Bill 21, the laicity law introduced last week by the Coalition Avenir Quebec (CAQ), is as bad as many Canadian Jews feared. As Janice Arnold reports in this week’s CJN, “under the proposed legislation, the public servants who cannot wear religious symbols on the job include police officers, prison guards, judges, Crown prosecutors, court security guards, teachers and principals in public elementary and high schools, park wardens and any public employees who carry a firearm.”
If the bill goes into effect, kippah-wearing Jews would be forced to choose between their jobs and expressing their religious beliefs (a “grandfather” clause will apply to those already employed in such positions).
Canadian Jews are rightfully disturbed by this apparent erosion of our freedom of religion. In Quebec, the Jewish community has voiced concern about the CAQ, and last week, the province’s Jewish leaders reiterated that worry. Rabbi Reuven Poupko, Quebec co-chair at the Centre for Israel and Jewish Affairs (CIJA), said his organization is “deeply opposed to the restriction and erosion of the freedom of religion of individuals in the name of secularism,” adding, “Our community believes that the secularism of the state is an institutional duty and not a personal one.” B’nai Brith Canada’s Harvey Levine put it a little more bluntly: “We believe (Bill 21) is a threat to the religious freedoms of Jews, Muslims, Sikhs and all visible religious groups in this province,” he said.
At this point, Bill 21 appears to have a relatively clear path to becoming law in Quebec. So what can Canadian Jews do about it? The first response should be for us to declare solidarity with our co-religionists in Quebec. They have been caught in the middle of the province’s religious accommodation debate for far too long, and now their apprehensions are being borne out. The Jews of Quebec deserve to know that we have their backs, and that we will do whatever we can to support them.
If you have friends or family in Quebec, especially in Montreal, where this legislation will have the most impact, give them a call or write a letter – tell them you’re thinking about them in this difficult time. Synagogue and day school leaders across the country would do well to reach out to their colleagues in Quebec, even institute pen pal campaigns (or whatever the digital equivalent is). We can make our voices heard in protest of this bill.
One of the most disappointing aspects of Bill 21’s introduction thus far has been the relatively muted response by Canadian politicians. Whether they are consumed with that other ongoing Canadian political scandal or simply afraid of costing their party votes in the upcoming federal election – seeing as how a vast majority of Quebecers indicate they want the legislation – the paucity of opposition to the bill so far has been dispiriting.
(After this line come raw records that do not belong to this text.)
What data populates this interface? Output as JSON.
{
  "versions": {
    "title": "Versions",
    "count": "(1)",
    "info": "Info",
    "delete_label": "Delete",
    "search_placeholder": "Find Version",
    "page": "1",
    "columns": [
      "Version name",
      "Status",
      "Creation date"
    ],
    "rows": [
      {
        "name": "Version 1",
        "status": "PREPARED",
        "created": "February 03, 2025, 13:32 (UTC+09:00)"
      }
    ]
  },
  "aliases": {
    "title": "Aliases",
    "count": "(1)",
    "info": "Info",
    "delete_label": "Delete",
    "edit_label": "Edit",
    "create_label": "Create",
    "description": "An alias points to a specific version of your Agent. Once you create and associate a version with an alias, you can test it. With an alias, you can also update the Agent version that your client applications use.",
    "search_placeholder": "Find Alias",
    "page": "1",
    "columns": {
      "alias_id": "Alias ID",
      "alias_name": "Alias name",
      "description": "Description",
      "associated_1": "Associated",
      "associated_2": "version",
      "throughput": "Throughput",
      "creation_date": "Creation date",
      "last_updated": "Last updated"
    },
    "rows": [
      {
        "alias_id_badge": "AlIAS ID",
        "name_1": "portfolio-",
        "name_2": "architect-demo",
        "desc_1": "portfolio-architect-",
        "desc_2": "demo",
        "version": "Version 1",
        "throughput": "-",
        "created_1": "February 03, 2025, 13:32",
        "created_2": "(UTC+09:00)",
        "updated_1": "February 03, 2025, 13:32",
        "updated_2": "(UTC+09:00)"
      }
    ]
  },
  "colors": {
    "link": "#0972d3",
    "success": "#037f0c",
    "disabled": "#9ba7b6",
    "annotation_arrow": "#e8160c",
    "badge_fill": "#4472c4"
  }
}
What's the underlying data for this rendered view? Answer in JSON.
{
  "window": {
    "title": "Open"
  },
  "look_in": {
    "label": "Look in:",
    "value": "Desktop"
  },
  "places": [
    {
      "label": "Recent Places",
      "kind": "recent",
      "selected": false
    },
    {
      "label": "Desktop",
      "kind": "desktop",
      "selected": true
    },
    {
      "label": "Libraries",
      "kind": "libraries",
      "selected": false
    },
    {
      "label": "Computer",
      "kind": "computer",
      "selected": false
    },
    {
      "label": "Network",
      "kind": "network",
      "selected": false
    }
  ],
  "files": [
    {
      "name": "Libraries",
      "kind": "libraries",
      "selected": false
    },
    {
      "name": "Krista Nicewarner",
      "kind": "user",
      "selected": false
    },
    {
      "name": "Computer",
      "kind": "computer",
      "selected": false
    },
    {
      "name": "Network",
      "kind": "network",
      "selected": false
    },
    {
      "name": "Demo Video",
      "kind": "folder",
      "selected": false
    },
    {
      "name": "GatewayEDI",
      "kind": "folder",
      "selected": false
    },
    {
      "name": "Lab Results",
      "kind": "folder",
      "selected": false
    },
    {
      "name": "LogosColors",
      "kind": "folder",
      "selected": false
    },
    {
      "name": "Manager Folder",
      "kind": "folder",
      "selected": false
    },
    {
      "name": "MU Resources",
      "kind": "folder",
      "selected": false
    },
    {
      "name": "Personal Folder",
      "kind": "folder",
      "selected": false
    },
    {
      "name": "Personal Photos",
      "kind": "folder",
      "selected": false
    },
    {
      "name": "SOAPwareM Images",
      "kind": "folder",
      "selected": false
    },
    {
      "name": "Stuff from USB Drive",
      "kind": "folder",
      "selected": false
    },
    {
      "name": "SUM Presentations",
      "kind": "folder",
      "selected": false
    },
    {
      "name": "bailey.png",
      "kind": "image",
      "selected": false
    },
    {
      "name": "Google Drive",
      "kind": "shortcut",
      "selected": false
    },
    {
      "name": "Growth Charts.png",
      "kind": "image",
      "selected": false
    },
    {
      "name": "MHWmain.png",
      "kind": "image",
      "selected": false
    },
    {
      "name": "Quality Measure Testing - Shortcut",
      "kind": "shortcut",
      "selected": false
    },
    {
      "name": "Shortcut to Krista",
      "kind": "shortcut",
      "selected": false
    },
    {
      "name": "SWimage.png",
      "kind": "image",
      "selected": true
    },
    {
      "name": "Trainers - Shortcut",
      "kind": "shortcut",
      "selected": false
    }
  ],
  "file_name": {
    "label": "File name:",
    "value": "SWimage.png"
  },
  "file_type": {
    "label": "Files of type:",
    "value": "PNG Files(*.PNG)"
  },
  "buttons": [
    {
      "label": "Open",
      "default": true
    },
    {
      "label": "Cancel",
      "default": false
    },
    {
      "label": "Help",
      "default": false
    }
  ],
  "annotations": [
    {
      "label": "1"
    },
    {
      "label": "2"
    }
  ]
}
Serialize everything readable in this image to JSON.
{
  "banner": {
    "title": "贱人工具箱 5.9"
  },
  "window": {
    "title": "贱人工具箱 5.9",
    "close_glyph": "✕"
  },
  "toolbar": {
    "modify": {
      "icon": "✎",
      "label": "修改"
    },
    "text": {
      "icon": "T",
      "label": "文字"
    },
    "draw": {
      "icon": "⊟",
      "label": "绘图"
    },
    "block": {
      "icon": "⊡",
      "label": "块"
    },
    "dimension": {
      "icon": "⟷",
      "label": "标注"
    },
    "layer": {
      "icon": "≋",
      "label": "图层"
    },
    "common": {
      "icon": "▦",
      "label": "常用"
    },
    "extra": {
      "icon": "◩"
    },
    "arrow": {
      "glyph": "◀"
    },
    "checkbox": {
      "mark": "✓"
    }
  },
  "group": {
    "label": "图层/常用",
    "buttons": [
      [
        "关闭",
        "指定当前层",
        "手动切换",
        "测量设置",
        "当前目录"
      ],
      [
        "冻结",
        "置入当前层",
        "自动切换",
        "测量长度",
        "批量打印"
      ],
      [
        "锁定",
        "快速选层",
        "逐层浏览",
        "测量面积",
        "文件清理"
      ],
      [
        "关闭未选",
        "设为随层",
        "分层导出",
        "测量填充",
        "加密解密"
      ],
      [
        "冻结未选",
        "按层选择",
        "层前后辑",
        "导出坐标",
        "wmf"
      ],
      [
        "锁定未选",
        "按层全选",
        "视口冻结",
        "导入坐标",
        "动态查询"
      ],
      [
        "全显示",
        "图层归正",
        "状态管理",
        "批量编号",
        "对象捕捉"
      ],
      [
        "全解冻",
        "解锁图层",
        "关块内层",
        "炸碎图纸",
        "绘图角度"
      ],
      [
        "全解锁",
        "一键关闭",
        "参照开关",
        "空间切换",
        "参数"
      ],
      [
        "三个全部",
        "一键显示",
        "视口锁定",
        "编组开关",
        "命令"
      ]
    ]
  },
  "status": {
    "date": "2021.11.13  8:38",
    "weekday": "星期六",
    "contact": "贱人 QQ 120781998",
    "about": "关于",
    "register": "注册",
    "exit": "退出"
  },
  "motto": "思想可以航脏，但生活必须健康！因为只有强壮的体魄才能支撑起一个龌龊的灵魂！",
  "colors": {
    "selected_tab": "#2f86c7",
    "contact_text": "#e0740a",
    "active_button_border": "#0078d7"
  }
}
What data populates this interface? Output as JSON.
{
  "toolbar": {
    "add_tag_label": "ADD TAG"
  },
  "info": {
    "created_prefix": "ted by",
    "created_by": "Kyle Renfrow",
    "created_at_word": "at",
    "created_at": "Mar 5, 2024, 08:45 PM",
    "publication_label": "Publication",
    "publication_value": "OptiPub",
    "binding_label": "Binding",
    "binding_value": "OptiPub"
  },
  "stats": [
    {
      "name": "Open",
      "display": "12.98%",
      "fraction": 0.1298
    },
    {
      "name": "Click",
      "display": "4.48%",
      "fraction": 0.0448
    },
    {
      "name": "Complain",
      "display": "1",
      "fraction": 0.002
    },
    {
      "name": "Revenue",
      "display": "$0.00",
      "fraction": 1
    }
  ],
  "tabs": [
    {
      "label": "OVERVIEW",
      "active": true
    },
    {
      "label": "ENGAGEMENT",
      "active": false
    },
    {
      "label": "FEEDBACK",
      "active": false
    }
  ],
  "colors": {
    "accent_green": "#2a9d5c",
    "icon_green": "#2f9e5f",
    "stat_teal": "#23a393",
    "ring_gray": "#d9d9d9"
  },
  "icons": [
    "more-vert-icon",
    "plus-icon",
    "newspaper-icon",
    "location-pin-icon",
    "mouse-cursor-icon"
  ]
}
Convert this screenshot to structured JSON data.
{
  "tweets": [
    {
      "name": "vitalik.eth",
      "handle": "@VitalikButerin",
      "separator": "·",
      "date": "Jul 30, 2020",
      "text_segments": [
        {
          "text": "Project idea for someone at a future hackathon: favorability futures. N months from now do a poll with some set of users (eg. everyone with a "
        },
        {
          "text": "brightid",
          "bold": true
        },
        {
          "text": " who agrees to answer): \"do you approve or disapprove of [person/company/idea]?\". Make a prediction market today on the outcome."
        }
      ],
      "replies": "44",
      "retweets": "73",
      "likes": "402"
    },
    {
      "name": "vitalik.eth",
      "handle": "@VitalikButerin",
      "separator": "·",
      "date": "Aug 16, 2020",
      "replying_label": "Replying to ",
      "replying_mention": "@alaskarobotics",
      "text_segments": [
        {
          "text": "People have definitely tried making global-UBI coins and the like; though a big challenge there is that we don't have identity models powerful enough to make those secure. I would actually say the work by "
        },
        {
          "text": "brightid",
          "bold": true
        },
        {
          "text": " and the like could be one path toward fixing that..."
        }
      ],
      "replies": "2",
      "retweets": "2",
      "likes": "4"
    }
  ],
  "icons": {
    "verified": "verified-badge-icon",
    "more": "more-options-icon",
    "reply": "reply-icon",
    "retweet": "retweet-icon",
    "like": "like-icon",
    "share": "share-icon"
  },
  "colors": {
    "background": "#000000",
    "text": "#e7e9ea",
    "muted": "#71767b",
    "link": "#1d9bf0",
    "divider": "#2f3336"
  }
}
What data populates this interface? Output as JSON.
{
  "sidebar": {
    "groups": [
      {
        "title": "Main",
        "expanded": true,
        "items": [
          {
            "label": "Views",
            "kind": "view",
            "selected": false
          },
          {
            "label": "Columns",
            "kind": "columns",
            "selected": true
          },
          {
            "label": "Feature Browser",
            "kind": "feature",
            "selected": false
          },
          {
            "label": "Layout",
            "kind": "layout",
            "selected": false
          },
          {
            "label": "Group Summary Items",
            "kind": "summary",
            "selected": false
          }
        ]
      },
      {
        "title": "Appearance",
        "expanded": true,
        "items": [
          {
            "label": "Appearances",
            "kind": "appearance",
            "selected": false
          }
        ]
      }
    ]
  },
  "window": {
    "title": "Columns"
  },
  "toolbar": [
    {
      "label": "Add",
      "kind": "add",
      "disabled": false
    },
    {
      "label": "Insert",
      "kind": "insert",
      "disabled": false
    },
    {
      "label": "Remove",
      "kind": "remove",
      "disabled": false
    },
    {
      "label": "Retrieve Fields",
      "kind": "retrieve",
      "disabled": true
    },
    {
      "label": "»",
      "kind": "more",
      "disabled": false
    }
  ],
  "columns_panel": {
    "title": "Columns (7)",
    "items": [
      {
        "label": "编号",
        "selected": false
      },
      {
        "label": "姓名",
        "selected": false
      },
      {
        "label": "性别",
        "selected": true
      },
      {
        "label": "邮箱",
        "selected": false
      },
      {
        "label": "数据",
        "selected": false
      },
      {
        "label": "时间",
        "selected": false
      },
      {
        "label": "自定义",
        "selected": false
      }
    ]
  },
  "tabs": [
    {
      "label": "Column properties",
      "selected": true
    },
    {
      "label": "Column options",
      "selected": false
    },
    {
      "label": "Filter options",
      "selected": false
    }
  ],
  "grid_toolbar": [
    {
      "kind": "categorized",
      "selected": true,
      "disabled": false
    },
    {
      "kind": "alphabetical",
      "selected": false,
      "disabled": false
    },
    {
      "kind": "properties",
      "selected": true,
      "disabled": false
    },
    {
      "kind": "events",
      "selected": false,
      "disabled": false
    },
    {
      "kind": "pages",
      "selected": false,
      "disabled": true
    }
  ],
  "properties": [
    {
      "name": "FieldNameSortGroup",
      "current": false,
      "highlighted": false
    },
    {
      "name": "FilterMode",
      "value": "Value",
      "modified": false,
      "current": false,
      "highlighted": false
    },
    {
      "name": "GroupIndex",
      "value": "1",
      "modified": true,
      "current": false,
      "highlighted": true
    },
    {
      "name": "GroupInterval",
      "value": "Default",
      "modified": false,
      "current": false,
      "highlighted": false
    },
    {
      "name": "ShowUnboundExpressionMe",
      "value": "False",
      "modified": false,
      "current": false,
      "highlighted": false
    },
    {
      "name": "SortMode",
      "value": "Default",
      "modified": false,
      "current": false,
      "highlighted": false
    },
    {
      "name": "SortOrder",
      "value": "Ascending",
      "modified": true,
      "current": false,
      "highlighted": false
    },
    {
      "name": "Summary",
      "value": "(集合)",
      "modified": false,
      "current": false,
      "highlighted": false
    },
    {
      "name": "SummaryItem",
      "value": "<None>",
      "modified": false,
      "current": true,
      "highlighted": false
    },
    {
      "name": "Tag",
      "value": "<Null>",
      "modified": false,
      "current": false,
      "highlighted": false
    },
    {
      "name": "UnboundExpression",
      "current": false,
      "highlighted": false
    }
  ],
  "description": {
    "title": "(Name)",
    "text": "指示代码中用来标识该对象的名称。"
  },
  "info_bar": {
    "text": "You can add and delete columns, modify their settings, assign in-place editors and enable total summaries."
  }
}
Our community, in conjunction with others similarly affected by Bill 21, needs to play a leading role in changing that.
Above all else, we must remember that this is Canada, and that we have a Charter of Rights and Freedoms to protect us. Let’s meet this action with the collected intelligence and knowledge of our community.